FEATURED: Let's Embed Rawlings' Values In The National Psyche — Parliament...

16.11.2003 General News

Pay teachers 15% PRO allowance

Listen to article

The Presidential Committee on Education Reforms in Ghana has recommended a 15 percent allowance of basic salary to be paid to all licensed teachers in the country in recognition of their central role in educating the nation. In addition, teachers of technical, Vocational subjects should be paid an inducement allowance of 10 percent of their wages.

In order to attract high calibre teaching staff to the rural areas, teachers in deprived areas should be paid hardship allowance of 20 percent of their basic salary. “Specialist teachers in science and mathematics should be given five incremental credits at the point of entry,” according to wide-ranging recommendations made by the committee to attract teachers onto the field.

Recognizing the role of teachers as central to education reform process, the Presidential committee said teacher education should be of utmost concern to policy makers, education providers and all stakeholders in education.

“In the last two decades,” observed the committee in its report official report: Meeting the Challenges of Education in the Twenty First Century, “there have been frequent changes in the teacher education landscape as a result of weaknesses in the system.”

The committee found that absence of links between the needs of schools and teacher education has resulted in inadequate teacher preparation, lack of defined standards for teacher development and unattractiveness of the teacher education programme as a result of the length of time required for a senior secondary school graduate to acquire a diploma or a degree.

The committee also found among many negative tendencies militating against quality teaching staff that products of the 38 teacher training institutions “are not producing enough teachers for schools in the country.” There is also an absence of a well-structured continuous professional developing programme as an integral part of teacher training.

It recommended the setting up of a National Teaching Council to act as the co-ordinating and licensing body. “Teacher training colleges should be upgraded into diploma awarding institutions to be called Colleges of Education and affiliated to the teacher training universities.”

The committee asked the Ministry of Education to set up a vibrant and continuing education programme for teachers to enable them improve on their lot. The programme should enable teachers develop the culture of reading as well as the skills to impart to pupils.

“In view of the proposal to mainstream kindergarten education into the education system, the curriculum of teacher training colleges should be redesigned to provide electives for training pre-school teachers and a national Nursery Teacher Training Centre for pre-school attendants to be replicated in all the regions.

The 30-member committee said emphasis at teacher training institutions should be placed on mathematics and science as well as Information Communication Training, Creative Arts and Citizenship education and invited the Ministry of Education to encourage private sector participation in teacher education. The committee established that “poor conditions of service and the low esteem accorded teachers have made it increasingly difficult to attract and retain teachers at all levels of the education system and asked for the general service condition of teachers to be improved through the payment of competitive salaries, provision of decent accommodation and enhanced retirement benefits.” It asked for the creating of job satisfaction condition through the supply and use of modern technology in teaching and learning.

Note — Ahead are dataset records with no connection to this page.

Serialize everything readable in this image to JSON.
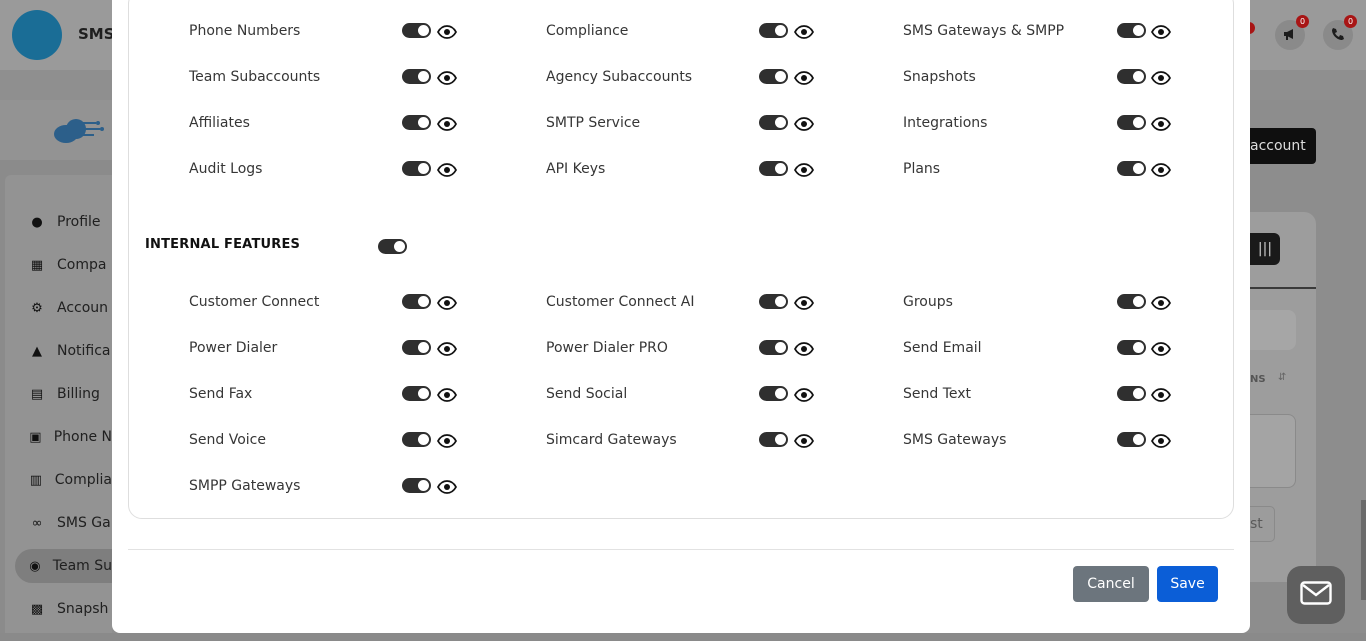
{
  "background": {
    "app_name": "SMS-",
    "top_icons": [
      {
        "icon": "megaphone-icon",
        "badge": "0"
      },
      {
        "icon": "phone-icon",
        "badge": "0"
      }
    ],
    "nav_items": [
      {
        "label": "Profile",
        "icon": "user-icon"
      },
      {
        "label": "Compa",
        "icon": "building-icon"
      },
      {
        "label": "Accoun",
        "icon": "gear-icon"
      },
      {
        "label": "Notifica",
        "icon": "bell-icon"
      },
      {
        "label": "Billing",
        "icon": "receipt-icon"
      },
      {
        "label": "Phone N",
        "icon": "id-card-icon"
      },
      {
        "label": "Complia",
        "icon": "clipboard-icon"
      },
      {
        "label": "SMS Ga",
        "icon": "gateway-icon"
      },
      {
        "label": "Team Su",
        "icon": "users-icon",
        "active": true
      },
      {
        "label": "Snapsh",
        "icon": "camera-icon"
      }
    ],
    "add_button_label": "account",
    "column_label": "NS",
    "next_button_label": "st"
  },
  "modal": {
    "top_features": [
      [
        {
          "label": "Phone Numbers",
          "enabled": true
        },
        {
          "label": "Compliance",
          "enabled": true
        },
        {
          "label": "SMS Gateways & SMPP",
          "enabled": true
        }
      ],
      [
        {
          "label": "Team Subaccounts",
          "enabled": true
        },
        {
          "label": "Agency Subaccounts",
          "enabled": true
        },
        {
          "label": "Snapshots",
          "enabled": true
        }
      ],
      [
        {
          "label": "Affiliates",
          "enabled": true
        },
        {
          "label": "SMTP Service",
          "enabled": true
        },
        {
          "label": "Integrations",
          "enabled": true
        }
      ],
      [
        {
          "label": "Audit Logs",
          "enabled": true
        },
        {
          "label": "API Keys",
          "enabled": true
        },
        {
          "label": "Plans",
          "enabled": true
        }
      ]
    ],
    "internal_section": {
      "title": "INTERNAL FEATURES",
      "enabled": true
    },
    "internal_features": [
      [
        {
          "label": "Customer Connect",
          "enabled": true
        },
        {
          "label": "Customer Connect AI",
          "enabled": true
        },
        {
          "label": "Groups",
          "enabled": true
        }
      ],
      [
        {
          "label": "Power Dialer",
          "enabled": true
        },
        {
          "label": "Power Dialer PRO",
          "enabled": true
        },
        {
          "label": "Send Email",
          "enabled": true
        }
      ],
      [
        {
          "label": "Send Fax",
          "enabled": true
        },
        {
          "label": "Send Social",
          "enabled": true
        },
        {
          "label": "Send Text",
          "enabled": true
        }
      ],
      [
        {
          "label": "Send Voice",
          "enabled": true
        },
        {
          "label": "Simcard Gateways",
          "enabled": true
        },
        {
          "label": "SMS Gateways",
          "enabled": true
        }
      ],
      [
        {
          "label": "SMPP Gateways",
          "enabled": true
        }
      ]
    ],
    "cancel_label": "Cancel",
    "save_label": "Save"
  },
  "colors": {
    "save": "#0b5ed7",
    "cancel": "#6c757d",
    "toggle_on": "#2f2f2f"
  }
}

The 30-member committee has Prof Jophus Anamuah-Mensah, Vice-Chancellor of the University of Education, Winneba as Chairman.

According to its official report, the committee examined the challenges of education and how they could respond to national developmental goal of poverty alleviation and wealth creation.

“The committee is of the view that the philosophy underlying the education system in Ghana should be the creation of well-balanced (intellectually, spiritually, emotionally, and physically) individuals with the requisite knowledge, skills, values and aptitudes for self-actualization and for the socio-economic and political transformation of the nation.”

Modern Ghana Links